After an evaluation, GNOME has moved from Bugzilla to GitLab. Learn more about GitLab.
No new issues can be reported in GNOME Bugzilla anymore.
To report an issue in a GNOME project, go to GNOME GitLab.
Do not go to GNOME Gitlab for: Bluefish, Doxygen, GnuCash, GStreamer, java-gnome, LDTP, NetworkManager, Tomboy.
Bug 640023 - Jitterbuffer: does not put the same gst timestamp on packets with the same RTP timestamp
Jitterbuffer: does not put the same gst timestamp on packets with the same RT...
Product: GStreamer
Classification: Platform
Component: gst-plugins-good
git master
Other Linux
: Normal normal
: 1.1.1
Assigned To: GStreamer Maintainers
GStreamer Maintainers
Depends on:
Reported: 2011-01-20 03:33 UTC by Olivier Crête
Modified: 2013-02-06 16:20 UTC
See Also:
GNOME target: ---
GNOME version: ---

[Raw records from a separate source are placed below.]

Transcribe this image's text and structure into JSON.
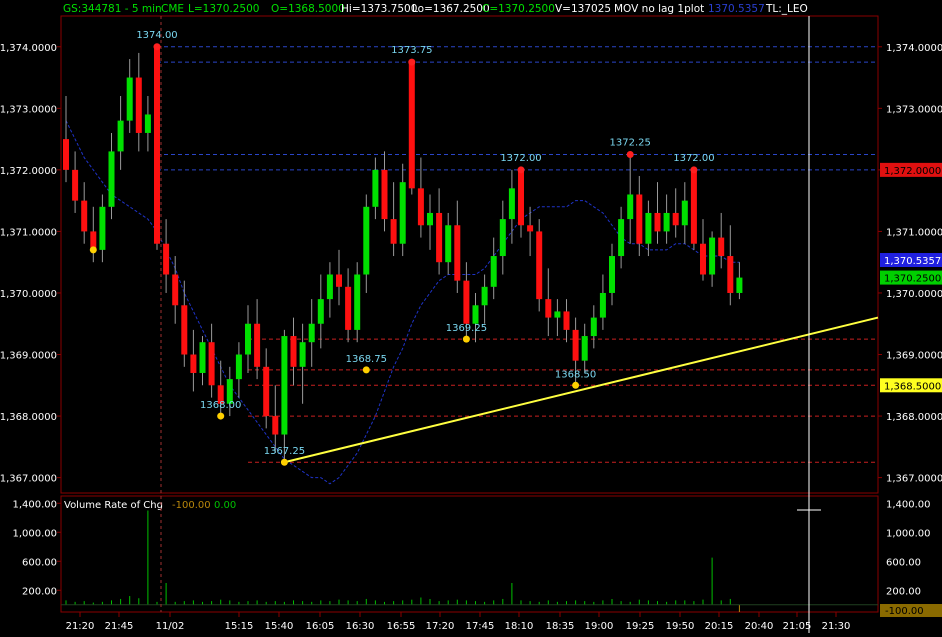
{
  "header": {
    "symbol": "GS:344781 - 5 min",
    "exchange": "CME",
    "last": "L=1370.2500",
    "open": "O=1368.5000",
    "high": "Hi=1373.7500",
    "low": "Lo=1367.2500",
    "close": "C=1370.2500",
    "volume": "V=137025",
    "indicator": "MOV no lag 1plot",
    "indicator_value": "1370.5357",
    "template": "TL:_LEO"
  },
  "volume_panel": {
    "title": "Volume Rate of Chg",
    "value1": "-100.00",
    "value2": "0.00",
    "badge": "-100.00"
  },
  "price_badges": {
    "level_a": "1,372.0000",
    "indicator": "1,370.5357",
    "last": "1,370.2500",
    "level_b": "1,368.5000"
  },
  "colors": {
    "up": "#00e000",
    "down": "#ff1010",
    "ma": "#1f33c8",
    "trend": "#ffff40",
    "label": "#7ad7f0",
    "level_hi": "#2a45c8",
    "level_lo": "#c82020"
  },
  "chart_data": {
    "type": "candlestick",
    "ylim": [
      1366.75,
      1374.5
    ],
    "y_ticks": [
      "1,374.0000",
      "1,373.0000",
      "1,372.0000",
      "1,371.0000",
      "1,370.0000",
      "1,369.0000",
      "1,368.0000",
      "1,367.0000"
    ],
    "vol_ticks": [
      "1,400.00",
      "1,000.00",
      "600.00",
      "200.00"
    ],
    "vol_ylim": [
      -100,
      1500
    ],
    "x_tick_labels": [
      "21:20",
      "21:45",
      "11/02",
      "15:15",
      "15:40",
      "16:05",
      "16:30",
      "16:55",
      "17:20",
      "17:45",
      "18:10",
      "18:35",
      "19:00",
      "19:25",
      "19:50",
      "20:15",
      "20:40",
      "21:05",
      "21:30"
    ],
    "candles": [
      {
        "o": 1372.5,
        "h": 1373.2,
        "l": 1371.8,
        "c": 1372.0
      },
      {
        "o": 1372.0,
        "h": 1372.3,
        "l": 1371.3,
        "c": 1371.5
      },
      {
        "o": 1371.5,
        "h": 1371.8,
        "l": 1370.8,
        "c": 1371.0
      },
      {
        "o": 1371.0,
        "h": 1371.4,
        "l": 1370.5,
        "c": 1370.7
      },
      {
        "o": 1370.7,
        "h": 1371.6,
        "l": 1370.5,
        "c": 1371.4
      },
      {
        "o": 1371.4,
        "h": 1372.6,
        "l": 1371.2,
        "c": 1372.3
      },
      {
        "o": 1372.3,
        "h": 1373.2,
        "l": 1372.0,
        "c": 1372.8
      },
      {
        "o": 1372.8,
        "h": 1373.8,
        "l": 1372.6,
        "c": 1373.5
      },
      {
        "o": 1373.5,
        "h": 1373.9,
        "l": 1372.3,
        "c": 1372.6
      },
      {
        "o": 1372.6,
        "h": 1373.2,
        "l": 1372.3,
        "c": 1372.9
      },
      {
        "o": 1374.0,
        "h": 1374.0,
        "l": 1370.7,
        "c": 1370.8
      },
      {
        "o": 1370.8,
        "h": 1371.2,
        "l": 1370.0,
        "c": 1370.3
      },
      {
        "o": 1370.3,
        "h": 1370.6,
        "l": 1369.5,
        "c": 1369.8
      },
      {
        "o": 1369.8,
        "h": 1370.2,
        "l": 1368.8,
        "c": 1369.0
      },
      {
        "o": 1369.0,
        "h": 1369.4,
        "l": 1368.4,
        "c": 1368.7
      },
      {
        "o": 1368.7,
        "h": 1369.3,
        "l": 1368.5,
        "c": 1369.2
      },
      {
        "o": 1369.2,
        "h": 1369.5,
        "l": 1368.3,
        "c": 1368.5
      },
      {
        "o": 1368.5,
        "h": 1368.9,
        "l": 1368.0,
        "c": 1368.2
      },
      {
        "o": 1368.2,
        "h": 1368.8,
        "l": 1368.0,
        "c": 1368.6
      },
      {
        "o": 1368.6,
        "h": 1369.2,
        "l": 1368.3,
        "c": 1369.0
      },
      {
        "o": 1369.0,
        "h": 1369.8,
        "l": 1368.7,
        "c": 1369.5
      },
      {
        "o": 1369.5,
        "h": 1369.9,
        "l": 1368.6,
        "c": 1368.8
      },
      {
        "o": 1368.8,
        "h": 1369.1,
        "l": 1367.8,
        "c": 1368.0
      },
      {
        "o": 1368.0,
        "h": 1368.5,
        "l": 1367.4,
        "c": 1367.7
      },
      {
        "o": 1367.7,
        "h": 1369.4,
        "l": 1367.25,
        "c": 1369.3
      },
      {
        "o": 1369.3,
        "h": 1369.6,
        "l": 1368.5,
        "c": 1368.8
      },
      {
        "o": 1368.8,
        "h": 1369.5,
        "l": 1368.2,
        "c": 1369.2
      },
      {
        "o": 1369.2,
        "h": 1369.9,
        "l": 1368.8,
        "c": 1369.5
      },
      {
        "o": 1369.5,
        "h": 1370.3,
        "l": 1369.1,
        "c": 1369.9
      },
      {
        "o": 1369.9,
        "h": 1370.5,
        "l": 1369.6,
        "c": 1370.3
      },
      {
        "o": 1370.3,
        "h": 1370.7,
        "l": 1369.8,
        "c": 1370.1
      },
      {
        "o": 1370.1,
        "h": 1370.4,
        "l": 1369.2,
        "c": 1369.4
      },
      {
        "o": 1369.4,
        "h": 1370.5,
        "l": 1369.2,
        "c": 1370.3
      },
      {
        "o": 1370.3,
        "h": 1371.6,
        "l": 1370.0,
        "c": 1371.4
      },
      {
        "o": 1371.4,
        "h": 1372.2,
        "l": 1371.2,
        "c": 1372.0
      },
      {
        "o": 1372.0,
        "h": 1372.3,
        "l": 1371.0,
        "c": 1371.2
      },
      {
        "o": 1371.2,
        "h": 1371.8,
        "l": 1370.6,
        "c": 1370.8
      },
      {
        "o": 1370.8,
        "h": 1372.1,
        "l": 1370.6,
        "c": 1371.8
      },
      {
        "o": 1373.75,
        "h": 1373.75,
        "l": 1371.6,
        "c": 1371.7
      },
      {
        "o": 1371.7,
        "h": 1372.2,
        "l": 1370.9,
        "c": 1371.1
      },
      {
        "o": 1371.1,
        "h": 1371.6,
        "l": 1370.7,
        "c": 1371.3
      },
      {
        "o": 1371.3,
        "h": 1371.7,
        "l": 1370.3,
        "c": 1370.5
      },
      {
        "o": 1370.5,
        "h": 1371.3,
        "l": 1370.3,
        "c": 1371.1
      },
      {
        "o": 1371.1,
        "h": 1371.5,
        "l": 1370.0,
        "c": 1370.2
      },
      {
        "o": 1370.2,
        "h": 1370.5,
        "l": 1369.3,
        "c": 1369.5
      },
      {
        "o": 1369.5,
        "h": 1370.0,
        "l": 1369.2,
        "c": 1369.8
      },
      {
        "o": 1369.8,
        "h": 1370.3,
        "l": 1369.5,
        "c": 1370.1
      },
      {
        "o": 1370.1,
        "h": 1370.9,
        "l": 1369.9,
        "c": 1370.6
      },
      {
        "o": 1370.6,
        "h": 1371.5,
        "l": 1370.3,
        "c": 1371.2
      },
      {
        "o": 1371.2,
        "h": 1372.0,
        "l": 1370.8,
        "c": 1371.7
      },
      {
        "o": 1372.0,
        "h": 1372.0,
        "l": 1370.9,
        "c": 1371.1
      },
      {
        "o": 1371.1,
        "h": 1371.4,
        "l": 1370.6,
        "c": 1371.0
      },
      {
        "o": 1371.0,
        "h": 1371.2,
        "l": 1369.7,
        "c": 1369.9
      },
      {
        "o": 1369.9,
        "h": 1370.4,
        "l": 1369.3,
        "c": 1369.6
      },
      {
        "o": 1369.6,
        "h": 1369.9,
        "l": 1369.3,
        "c": 1369.7
      },
      {
        "o": 1369.7,
        "h": 1369.9,
        "l": 1369.2,
        "c": 1369.4
      },
      {
        "o": 1369.4,
        "h": 1369.6,
        "l": 1368.5,
        "c": 1368.9
      },
      {
        "o": 1368.9,
        "h": 1369.5,
        "l": 1368.7,
        "c": 1369.3
      },
      {
        "o": 1369.3,
        "h": 1369.8,
        "l": 1369.1,
        "c": 1369.6
      },
      {
        "o": 1369.6,
        "h": 1370.3,
        "l": 1369.4,
        "c": 1370.0
      },
      {
        "o": 1370.0,
        "h": 1370.8,
        "l": 1369.8,
        "c": 1370.6
      },
      {
        "o": 1370.6,
        "h": 1371.4,
        "l": 1370.4,
        "c": 1371.2
      },
      {
        "o": 1371.2,
        "h": 1372.25,
        "l": 1370.8,
        "c": 1371.6
      },
      {
        "o": 1371.6,
        "h": 1371.9,
        "l": 1370.6,
        "c": 1370.8
      },
      {
        "o": 1370.8,
        "h": 1371.5,
        "l": 1370.6,
        "c": 1371.3
      },
      {
        "o": 1371.3,
        "h": 1371.8,
        "l": 1370.8,
        "c": 1371.0
      },
      {
        "o": 1371.0,
        "h": 1371.6,
        "l": 1370.8,
        "c": 1371.3
      },
      {
        "o": 1371.3,
        "h": 1371.7,
        "l": 1370.9,
        "c": 1371.1
      },
      {
        "o": 1371.1,
        "h": 1371.8,
        "l": 1370.8,
        "c": 1371.5
      },
      {
        "o": 1372.0,
        "h": 1372.0,
        "l": 1370.7,
        "c": 1370.8
      },
      {
        "o": 1370.8,
        "h": 1371.2,
        "l": 1370.2,
        "c": 1370.3
      },
      {
        "o": 1370.3,
        "h": 1371.0,
        "l": 1370.1,
        "c": 1370.9
      },
      {
        "o": 1370.9,
        "h": 1371.3,
        "l": 1370.4,
        "c": 1370.6
      },
      {
        "o": 1370.6,
        "h": 1371.1,
        "l": 1369.8,
        "c": 1370.0
      },
      {
        "o": 1370.0,
        "h": 1370.5,
        "l": 1369.9,
        "c": 1370.25
      }
    ],
    "moving_average": [
      1372.8,
      1372.5,
      1372.2,
      1372.0,
      1371.8,
      1371.6,
      1371.5,
      1371.4,
      1371.3,
      1371.2,
      1371.0,
      1370.7,
      1370.4,
      1370.0,
      1369.7,
      1369.4,
      1369.1,
      1368.8,
      1368.5,
      1368.3,
      1368.1,
      1367.9,
      1367.7,
      1367.5,
      1367.3,
      1367.2,
      1367.1,
      1367.0,
      1367.0,
      1366.9,
      1367.0,
      1367.2,
      1367.4,
      1367.7,
      1368.0,
      1368.4,
      1368.8,
      1369.1,
      1369.5,
      1369.8,
      1370.0,
      1370.2,
      1370.3,
      1370.3,
      1370.3,
      1370.3,
      1370.4,
      1370.6,
      1370.8,
      1371.0,
      1371.2,
      1371.3,
      1371.4,
      1371.4,
      1371.4,
      1371.4,
      1371.5,
      1371.5,
      1371.4,
      1371.3,
      1371.1,
      1370.9,
      1370.8,
      1370.8,
      1370.7,
      1370.7,
      1370.7,
      1370.8,
      1370.8,
      1370.7,
      1370.6,
      1370.6,
      1370.6,
      1370.5,
      1370.5
    ],
    "peak_labels": [
      {
        "i": 10,
        "value": 1374.0,
        "text": "1374.00"
      },
      {
        "i": 38,
        "value": 1373.75,
        "text": "1373.75"
      },
      {
        "i": 50,
        "value": 1372.0,
        "text": "1372.00"
      },
      {
        "i": 62,
        "value": 1372.25,
        "text": "1372.25"
      },
      {
        "i": 69,
        "value": 1372.0,
        "text": "1372.00"
      }
    ],
    "trough_labels": [
      {
        "i": 3,
        "value": 1370.7,
        "text": ""
      },
      {
        "i": 17,
        "value": 1368.0,
        "text": "1368.00"
      },
      {
        "i": 24,
        "value": 1367.25,
        "text": "1367.25"
      },
      {
        "i": 33,
        "value": 1368.75,
        "text": "1368.75"
      },
      {
        "i": 44,
        "value": 1369.25,
        "text": "1369.25"
      },
      {
        "i": 56,
        "value": 1368.5,
        "text": "1368.50"
      }
    ],
    "hi_levels": [
      1374.0,
      1373.75,
      1372.25,
      1372.0
    ],
    "lo_levels": [
      1369.25,
      1368.75,
      1368.5,
      1368.0,
      1367.25
    ],
    "trendline": {
      "i_start": 24,
      "v_start": 1367.25,
      "i_end": 83,
      "v_end": 1369.6
    },
    "volume_roc": [
      60,
      40,
      50,
      30,
      40,
      60,
      80,
      120,
      90,
      1300,
      40,
      300,
      40,
      50,
      60,
      40,
      50,
      70,
      60,
      40,
      50,
      60,
      40,
      50,
      40,
      60,
      50,
      40,
      60,
      50,
      70,
      60,
      50,
      80,
      60,
      40,
      50,
      60,
      70,
      100,
      80,
      50,
      60,
      70,
      60,
      50,
      40,
      60,
      80,
      300,
      60,
      50,
      40,
      60,
      40,
      50,
      60,
      50,
      40,
      60,
      80,
      50,
      40,
      70,
      60,
      50,
      40,
      60,
      60,
      50,
      70,
      650,
      60,
      80,
      -100
    ]
  }
}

rtpjitterbuffer: Only compute skew once if multiple consecutive packets have the same ts (2.05 KB, patch)
2011-01-20 03:34 UTC, Olivier Crête
none Details | Review

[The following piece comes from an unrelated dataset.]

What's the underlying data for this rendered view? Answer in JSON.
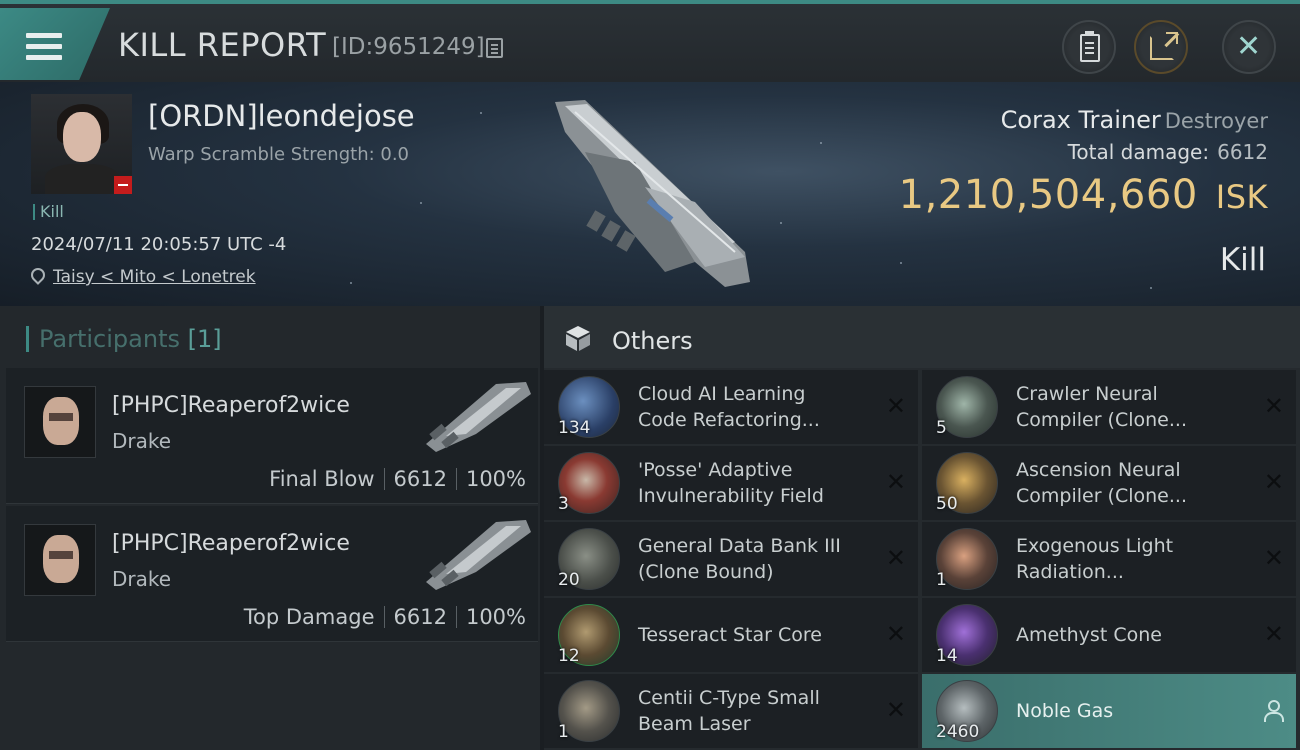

Description Olivier Crête 2011-01-20 03:33:12 UTC
Currently, the jitterbuffer does the skew computation idependantly for every incoming packet. If a large video frame is split into separate packets, they all have the same RTP timestamp, so they should all have the same GStreamer timestamp. If the decoder uses the GStreamer timestamp to get the PTS after decoding, it could get confused (and ffdec_h264 does with the patch attached to bug #640012).
Comment 1 Olivier Crête 2011-01-20 03:34:09 UTC
Created attachment 178806 [details] [review]
rtpjitterbuffer: Only compute skew once if multiple consecutive packets have the same ts
Comment 2 Olivier Crête 2011-01-20 03:42:37 UTC
Actually, this bug actually causes serious confusing to the interpolation code in gstffmpegdec even without the patch from bug #640012
Comment 3 Wim Taymans 2011-01-20 12:19:01 UTC
Unfortunately, this makes it calculate the clock skew only on the first packet of a fragmented frame.

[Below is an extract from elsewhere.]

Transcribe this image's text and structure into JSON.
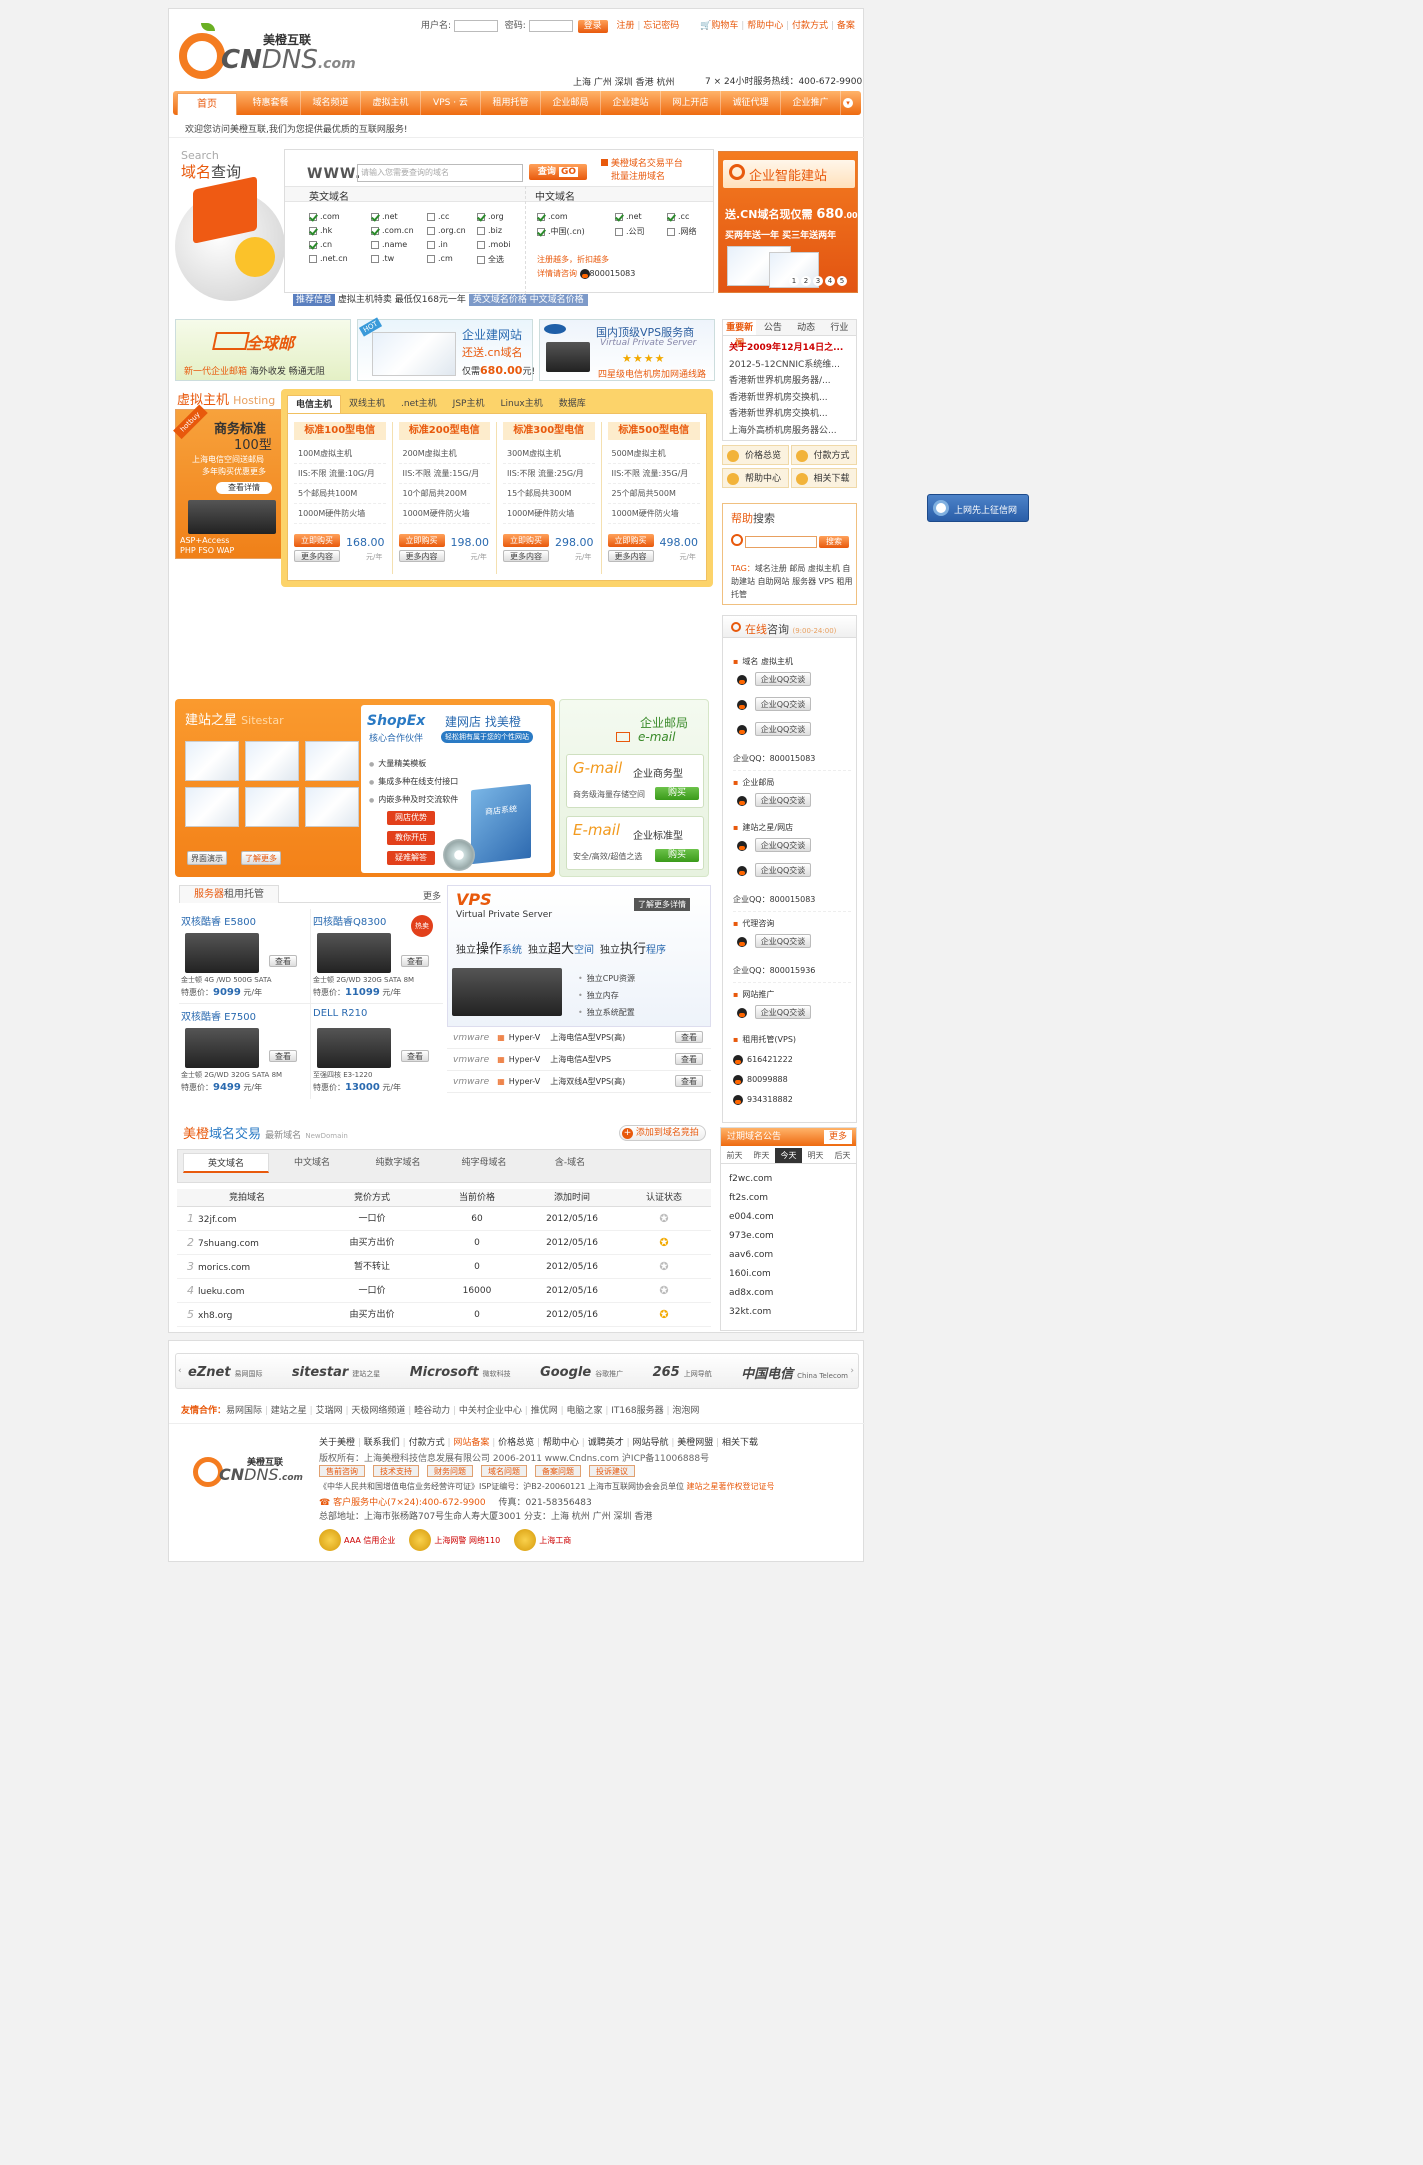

Maybe it's better to feed all timestamps in the skew correction but only use a more recent skew for the timestamps when the rtp time changes. you have to be careful about reordered packets too, so it should probably be done on the output side of things.

Maybe the easiest is to store the current skew in the buffer offset or something and then on the output size apply it to the buffer timestamp.

The real problem is again in ffmpeg, it uses the timestamp difference between consecutive packets to estimate the duration. It's difficult to do this right.. 

Also setting access-unit to TRUE on the depayloader (or using caps) should fix this because then each buffer is a complete frame and ffmpeg will do the right thing.
Comment 4 Olivier Crête 2011-01-20 17:50:19 UTC
I actually think that feeding subsequent packets to the skew algorithm will give the wrong result. Since the skew algorithm assumes that the RTP timestamp on the packet is related to the time when it was sent. If you have multiple consecutive packets with the same timestamp X, I think its safe to assume that the first one was sent around time X and the subsequent one were sent afterwards. So doing the skew computation from subsequent packets just adds noise..
Comment 5 Wim Taymans 2011-01-24 17:20:41 UTC
yes, you are right. I'll have a look at this.
Comment 6 Wim Taymans 2011-01-24 17:58:15 UTC
Did you ever see the current algorithm fail? if so, how did it happen?
Comment 7 Olivier Crête 2011-01-24 18:59:09 UTC
It's 100% reproducible with the example in farsight2. But only if I have two sessions (audio and video), not with a single one. And for some reason it works fine if I do it with gst-launch.
Comment 8 Wim Taymans 2013-02-06 16:20:12 UTC
commit c3077012c0914a8d3a103a858d820f4a3ec3c900
Author: Wim Taymans <>
Date:   Wed Feb 6 17:15:11 2013 +0100

    jitterbuffer: do skew estimation only for new timestamps
    Only run the skew estimation code when we have a new RTP timestamp. If we have
    the same RTP timestamp, we simply use the previous estimation. This works
    because the new observation with the same RTP timestamp has to have a bigger
    receiver time and is thus not going to influence the estimation except for
    causing more jitter.